Saturday, June 09, 2007

Ancestors in the 1930 U.S. Federal Census - Part 9

April 1st was Census Day for the 1930 U.S. Federal Census. In honor of that census day, throughout the month of April I posted lists of my known direct ancestors and where they were residing during that census. I am continuing this series into the subsequent months. I'll also list who's missing; for us family historians, missing individuals on census records can be the most frustrating and intriguing challenges of genealogy!

In Part 3 of this series, I presented census information on one of my paternal great-grandmothers, Mary Jane BARBER. This post looks at the household in which her widowed mother, Mary Jane FREDENBURG lived in 1930. I refer to my great-great-grandmother as Mary Jane (the Elder) in this post, to differentiate her from her daughter, whenever it is necessary.

Mary Jane (Fredenburg) Barber, c. 1902

I had a great deal of difficulty finding Mary Jane (the Elder) in the 1930 Federal Census at I knew that her husband, Orlando BARBER, had died in 1910 in Lapeer, Lapeer County, Michigan. I found her (again, with much difficulty) in the 1920 U.S. Federal Census, married to a man named Fred SMITH and living in Flint, Genesee County, Michigan. A map of Michigan shows that Genesee and Lapeer Counties are adjacent, and this family emigrated back and forth frequently between counties. In both the 1920 and 1930 Censuses, I had to look for Mary Jane's children in order to find her. Alexander "Red" BARBER, Mary Jane's middle son, was living in Fremont Township, Tuscola County, Michigan in 1930, and that is where I found Mary Jane. I had to do some creative searching, as the household was indexed under "Barter."

The household, enumerated in E.D. 20, sheet 5A, consisted of:
  • Alexander BARBER, head of the household and owner of the home, which was located on a farm. There was no radio listed, indicating the house probably did not have electricity. He was a male, white, 25-year-old single person, not in school, able to read and write, born in Michigan, as were his parents. Able to speak English, he was employed as a farmer in general farm work (self-employed), but not a veteran.
  • Mary [Jane] BARBER, mother, female, white, 54 years old, Widowed ["Divorced" has been crossed out], age 16 at the time of her first marriage, not in school, able to read and write, born in Michigan. Her father is listed as having been born in Pennsylvania, and her mother's birthplace is stated as Scotland. The correct answers should have been New York and Michigan, respectively. She was able to speak English.
  • Levi KELLER, Lodger ["Servant" has been crossed out], male, white, 51 years old, Widowed ["Divorced" has been crossed out], age 25 at the time of his first marriage, not in school, able to read and write, born in Michigan. His father was born in the "U.S." ["not known" is crossed out], mother was born in New York. He was able to speak English, and employed as a farm laborer (no doubt on Alex's farm), working for wages. He also was not a veteran.
What is interesting here is that my family oral records state Mary Jane and Levi married in 1922. I haven't gotten their marriage record yet to verify or discredit this statement. I do know they did marry, as I have Levi and Mary Jane's obituaries, and Mary Jane's death record; these three documents show secondary source evidence of a marriage. Another interesting fact is that in 1939, Mary Jane's daughter, Mary Jane BARBER (my great-grandmother), married Levi's son from his first marriage, Archie KELLER (they divorced in 1946).

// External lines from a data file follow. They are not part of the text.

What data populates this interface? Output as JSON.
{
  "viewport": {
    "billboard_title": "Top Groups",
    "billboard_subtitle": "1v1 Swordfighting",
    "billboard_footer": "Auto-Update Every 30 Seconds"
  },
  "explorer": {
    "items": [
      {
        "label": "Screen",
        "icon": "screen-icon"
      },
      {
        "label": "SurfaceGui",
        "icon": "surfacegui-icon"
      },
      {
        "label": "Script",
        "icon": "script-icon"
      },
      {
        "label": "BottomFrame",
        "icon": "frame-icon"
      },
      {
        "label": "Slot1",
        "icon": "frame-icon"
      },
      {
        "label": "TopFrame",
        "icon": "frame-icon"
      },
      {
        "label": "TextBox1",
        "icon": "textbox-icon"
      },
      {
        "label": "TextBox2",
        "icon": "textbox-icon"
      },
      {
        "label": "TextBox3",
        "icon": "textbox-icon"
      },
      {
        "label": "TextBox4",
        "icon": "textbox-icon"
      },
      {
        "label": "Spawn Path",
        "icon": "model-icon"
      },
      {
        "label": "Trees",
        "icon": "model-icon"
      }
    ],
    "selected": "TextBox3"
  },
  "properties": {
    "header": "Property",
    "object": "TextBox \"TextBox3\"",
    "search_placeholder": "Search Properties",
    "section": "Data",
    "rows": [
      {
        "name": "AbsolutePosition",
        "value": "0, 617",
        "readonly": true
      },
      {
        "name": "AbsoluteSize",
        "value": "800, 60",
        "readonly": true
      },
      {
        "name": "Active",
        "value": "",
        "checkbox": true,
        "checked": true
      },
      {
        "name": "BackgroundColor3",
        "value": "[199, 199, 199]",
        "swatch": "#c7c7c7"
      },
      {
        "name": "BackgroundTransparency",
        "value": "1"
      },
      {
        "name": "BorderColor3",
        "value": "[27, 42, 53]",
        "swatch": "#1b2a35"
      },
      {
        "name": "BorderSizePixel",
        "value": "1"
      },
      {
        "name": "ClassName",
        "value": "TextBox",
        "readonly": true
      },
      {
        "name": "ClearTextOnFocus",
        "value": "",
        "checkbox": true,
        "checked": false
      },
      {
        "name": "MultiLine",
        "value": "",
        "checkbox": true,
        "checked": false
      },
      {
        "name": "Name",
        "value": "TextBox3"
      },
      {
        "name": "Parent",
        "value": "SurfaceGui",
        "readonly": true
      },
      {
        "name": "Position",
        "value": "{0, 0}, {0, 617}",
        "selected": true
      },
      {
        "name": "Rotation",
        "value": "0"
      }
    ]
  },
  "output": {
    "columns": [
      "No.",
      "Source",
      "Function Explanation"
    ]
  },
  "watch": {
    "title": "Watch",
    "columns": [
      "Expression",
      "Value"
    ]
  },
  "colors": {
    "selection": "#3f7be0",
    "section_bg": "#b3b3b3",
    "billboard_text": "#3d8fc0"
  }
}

This was a third marriage for both Levi and Mary Jane (the Elder). Their children who married each other were both from their respective first marriages, and it appears that they were both widowed in their first marriages and divorced from their second spouses. Levi died in 1945, and Mary Jane never married again.

She had had eight children with Orlando BARBER; the first three had died in infancy between 1894 and 1901. The five surviving children were Clara May, James Albert, Alexander, Arthur, and my great-grandmother, Mary Jane. So far, I have only found Alex and Mary Jane in the 1930 Census. Mary Jane (the Elder) did not have any other children with her subsequent husbands, Fred SMITH and Levi KELLER.

(Part 1, Part 2, Part 3, Part 4, Part 5, Part 6, Part 7, Part 8, Part 10, Part 11, Part 12)

1 comment:

Tim Agazio said...


I really enjoy these census posts of yours. There is a common thread in just about all of them when looking for female ancestors. The custom we have in the US of women taking their husband's last name drives me crazy when trying to locate them in records like the census. I have to admit most of my research has centered on the male lines because trying to sort out maiden names, married names, re-married names can be quite confusing. I like the Italian custom - when married, the woman keeps her maiden name. Children take their father's surname. In all official government documents a woman's name stays the same throughout her's just so much easier! I just don't really understand where this custom came from...